Problem requirements :: Every record below needs to be printed again exactly.

─── Dataset extract ───

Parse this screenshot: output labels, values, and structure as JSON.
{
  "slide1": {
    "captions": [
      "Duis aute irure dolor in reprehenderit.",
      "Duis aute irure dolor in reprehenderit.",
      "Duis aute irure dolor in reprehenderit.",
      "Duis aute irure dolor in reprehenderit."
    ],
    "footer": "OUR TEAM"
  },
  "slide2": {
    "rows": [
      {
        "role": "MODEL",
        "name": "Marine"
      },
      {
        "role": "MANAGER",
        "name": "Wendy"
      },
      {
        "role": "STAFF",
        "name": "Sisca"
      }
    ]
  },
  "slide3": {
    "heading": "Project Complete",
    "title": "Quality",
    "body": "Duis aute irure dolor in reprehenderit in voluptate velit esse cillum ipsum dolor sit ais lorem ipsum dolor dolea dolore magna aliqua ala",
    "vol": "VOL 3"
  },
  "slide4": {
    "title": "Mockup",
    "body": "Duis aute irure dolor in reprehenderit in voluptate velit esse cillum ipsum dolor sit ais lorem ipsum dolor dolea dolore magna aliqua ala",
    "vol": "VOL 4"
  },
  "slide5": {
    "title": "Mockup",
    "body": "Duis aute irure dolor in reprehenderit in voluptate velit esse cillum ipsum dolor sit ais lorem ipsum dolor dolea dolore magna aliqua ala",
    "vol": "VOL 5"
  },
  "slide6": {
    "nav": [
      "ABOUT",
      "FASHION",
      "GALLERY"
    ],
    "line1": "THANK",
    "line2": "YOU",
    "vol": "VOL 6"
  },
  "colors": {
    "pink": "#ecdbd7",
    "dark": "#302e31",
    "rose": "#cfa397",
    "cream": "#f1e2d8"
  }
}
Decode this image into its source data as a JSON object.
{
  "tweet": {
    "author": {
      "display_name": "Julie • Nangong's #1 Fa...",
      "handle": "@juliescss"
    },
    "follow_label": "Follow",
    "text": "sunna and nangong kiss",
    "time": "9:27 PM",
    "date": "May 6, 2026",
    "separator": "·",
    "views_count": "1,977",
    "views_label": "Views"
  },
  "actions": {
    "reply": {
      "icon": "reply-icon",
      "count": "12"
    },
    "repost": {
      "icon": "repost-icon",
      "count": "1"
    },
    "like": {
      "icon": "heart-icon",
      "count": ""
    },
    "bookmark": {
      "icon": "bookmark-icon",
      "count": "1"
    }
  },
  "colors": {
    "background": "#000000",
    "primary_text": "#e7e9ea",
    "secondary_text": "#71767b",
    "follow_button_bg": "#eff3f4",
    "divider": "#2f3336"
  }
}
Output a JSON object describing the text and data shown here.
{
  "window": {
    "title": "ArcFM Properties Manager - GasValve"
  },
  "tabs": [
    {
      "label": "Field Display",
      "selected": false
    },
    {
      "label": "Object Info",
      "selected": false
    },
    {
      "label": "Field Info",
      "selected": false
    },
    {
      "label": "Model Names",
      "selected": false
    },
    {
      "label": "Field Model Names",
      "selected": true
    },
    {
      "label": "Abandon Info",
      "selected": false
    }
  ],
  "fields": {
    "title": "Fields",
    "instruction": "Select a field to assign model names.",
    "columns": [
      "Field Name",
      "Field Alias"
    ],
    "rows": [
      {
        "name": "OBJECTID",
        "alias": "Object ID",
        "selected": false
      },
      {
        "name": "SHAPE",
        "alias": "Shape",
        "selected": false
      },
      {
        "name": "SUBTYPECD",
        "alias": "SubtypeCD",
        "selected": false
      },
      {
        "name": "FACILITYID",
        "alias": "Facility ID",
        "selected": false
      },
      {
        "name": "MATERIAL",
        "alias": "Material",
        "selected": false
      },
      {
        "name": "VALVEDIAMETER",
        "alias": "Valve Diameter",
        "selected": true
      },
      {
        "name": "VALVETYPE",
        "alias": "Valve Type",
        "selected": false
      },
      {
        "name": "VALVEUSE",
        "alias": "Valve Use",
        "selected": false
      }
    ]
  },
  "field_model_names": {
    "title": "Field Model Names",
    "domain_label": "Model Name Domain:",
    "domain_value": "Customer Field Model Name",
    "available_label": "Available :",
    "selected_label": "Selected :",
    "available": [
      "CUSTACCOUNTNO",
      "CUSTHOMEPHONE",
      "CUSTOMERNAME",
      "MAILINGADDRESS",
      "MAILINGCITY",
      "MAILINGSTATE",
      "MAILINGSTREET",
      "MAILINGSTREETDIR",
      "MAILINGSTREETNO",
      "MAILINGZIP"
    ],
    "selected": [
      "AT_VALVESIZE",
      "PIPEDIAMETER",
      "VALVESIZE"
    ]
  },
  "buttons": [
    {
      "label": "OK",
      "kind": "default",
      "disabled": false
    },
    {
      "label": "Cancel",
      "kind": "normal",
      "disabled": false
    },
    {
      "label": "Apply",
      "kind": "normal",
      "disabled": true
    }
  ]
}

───

Reply ::
Parse this screenshot: output labels, values, and structure as JSON.
{
  "slide1": {
    "captions": [
      "Duis aute irure dolor in reprehenderit.",
      "Duis aute irure dolor in reprehenderit.",
      "Duis aute irure dolor in reprehenderit.",
      "Duis aute irure dolor in reprehenderit."
    ],
    "footer": "OUR TEAM"
  },
  "slide2": {
    "rows": [
      {
        "role": "MODEL",
        "name": "Marine"
      },
      {
        "role": "MANAGER",
        "name": "Wendy"
      },
      {
        "role": "STAFF",
        "name": "Sisca"
      }
    ]
  },
  "slide3": {
    "heading": "Project Complete",
    "title": "Quality",
    "body": "Duis aute irure dolor in reprehenderit in voluptate velit esse cillum ipsum dolor sit ais lorem ipsum dolor dolea dolore magna aliqua ala",
    "vol": "VOL 3"
  },
  "slide4": {
    "title": "Mockup",
    "body": "Duis aute irure dolor in reprehenderit in voluptate velit esse cillum ipsum dolor sit ais lorem ipsum dolor dolea dolore magna aliqua ala",
    "vol": "VOL 4"
  },
  "slide5": {
    "title": "Mockup",
    "body": "Duis aute irure dolor in reprehenderit in voluptate velit esse cillum ipsum dolor sit ais lorem ipsum dolor dolea dolore magna aliqua ala",
    "vol": "VOL 5"
  },
  "slide6": {
    "nav": [
      "ABOUT",
      "FASHION",
      "GALLERY"
    ],
    "line1": "THANK",
    "line2": "YOU",
    "vol": "VOL 6"
  },
  "colors": {
    "pink": "#ecdbd7",
    "dark": "#302e31",
    "rose": "#cfa397",
    "cream": "#f1e2d8"
  }
}
Decode this image into its source data as a JSON object.
{
  "tweet": {
    "author": {
      "display_name": "Julie • Nangong's #1 Fa...",
      "handle": "@juliescss"
    },
    "follow_label": "Follow",
    "text": "sunna and nangong kiss",
    "time": "9:27 PM",
    "date": "May 6, 2026",
    "separator": "·",
    "views_count": "1,977",
    "views_label": "Views"
  },
  "actions": {
    "reply": {
      "icon": "reply-icon",
      "count": "12"
    },
    "repost": {
      "icon": "repost-icon",
      "count": "1"
    },
    "like": {
      "icon": "heart-icon",
      "count": ""
    },
    "bookmark": {
      "icon": "bookmark-icon",
      "count": "1"
    }
  },
  "colors": {
    "background": "#000000",
    "primary_text": "#e7e9ea",
    "secondary_text": "#71767b",
    "follow_button_bg": "#eff3f4",
    "divider": "#2f3336"
  }
}
Output a JSON object describing the text and data shown here.
{
  "window": {
    "title": "ArcFM Properties Manager - GasValve"
  },
  "tabs": [
    {
      "label": "Field Display",
      "selected": false
    },
    {
      "label": "Object Info",
      "selected": false
    },
    {
      "label": "Field Info",
      "selected": false
    },
    {
      "label": "Model Names",
      "selected": false
    },
    {
      "label": "Field Model Names",
      "selected": true
    },
    {
      "label": "Abandon Info",
      "selected": false
    }
  ],
  "fields": {
    "title": "Fields",
    "instruction": "Select a field to assign model names.",
    "columns": [
      "Field Name",
      "Field Alias"
    ],
    "rows": [
      {
        "name": "OBJECTID",
        "alias": "Object ID",
        "selected": false
      },
      {
        "name": "SHAPE",
        "alias": "Shape",
        "selected": false
      },
      {
        "name": "SUBTYPECD",
        "alias": "SubtypeCD",
        "selected": false
      },
      {
        "name": "FACILITYID",
        "alias": "Facility ID",
        "selected": false
      },
      {
        "name": "MATERIAL",
        "alias": "Material",
        "selected": false
      },
      {
        "name": "VALVEDIAMETER",
        "alias": "Valve Diameter",
        "selected": true
      },
      {
        "name": "VALVETYPE",
        "alias": "Valve Type",
        "selected": false
      },
      {
        "name": "VALVEUSE",
        "alias": "Valve Use",
        "selected": false
      }
    ]
  },
  "field_model_names": {
    "title": "Field Model Names",
    "domain_label": "Model Name Domain:",
    "domain_value": "Customer Field Model Name",
    "available_label": "Available :",
    "selected_label": "Selected :",
    "available": [
      "CUSTACCOUNTNO",
      "CUSTHOMEPHONE",
      "CUSTOMERNAME",
      "MAILINGADDRESS",
      "MAILINGCITY",
      "MAILINGSTATE",
      "MAILINGSTREET",
      "MAILINGSTREETDIR",
      "MAILINGSTREETNO",
      "MAILINGZIP"
    ],
    "selected": [
      "AT_VALVESIZE",
      "PIPEDIAMETER",
      "VALVESIZE"
    ]
  },
  "buttons": [
    {
      "label": "OK",
      "kind": "default",
      "disabled": false
    },
    {
      "label": "Cancel",
      "kind": "normal",
      "disabled": false
    },
    {
      "label": "Apply",
      "kind": "normal",
      "disabled": true
    }
  ]
}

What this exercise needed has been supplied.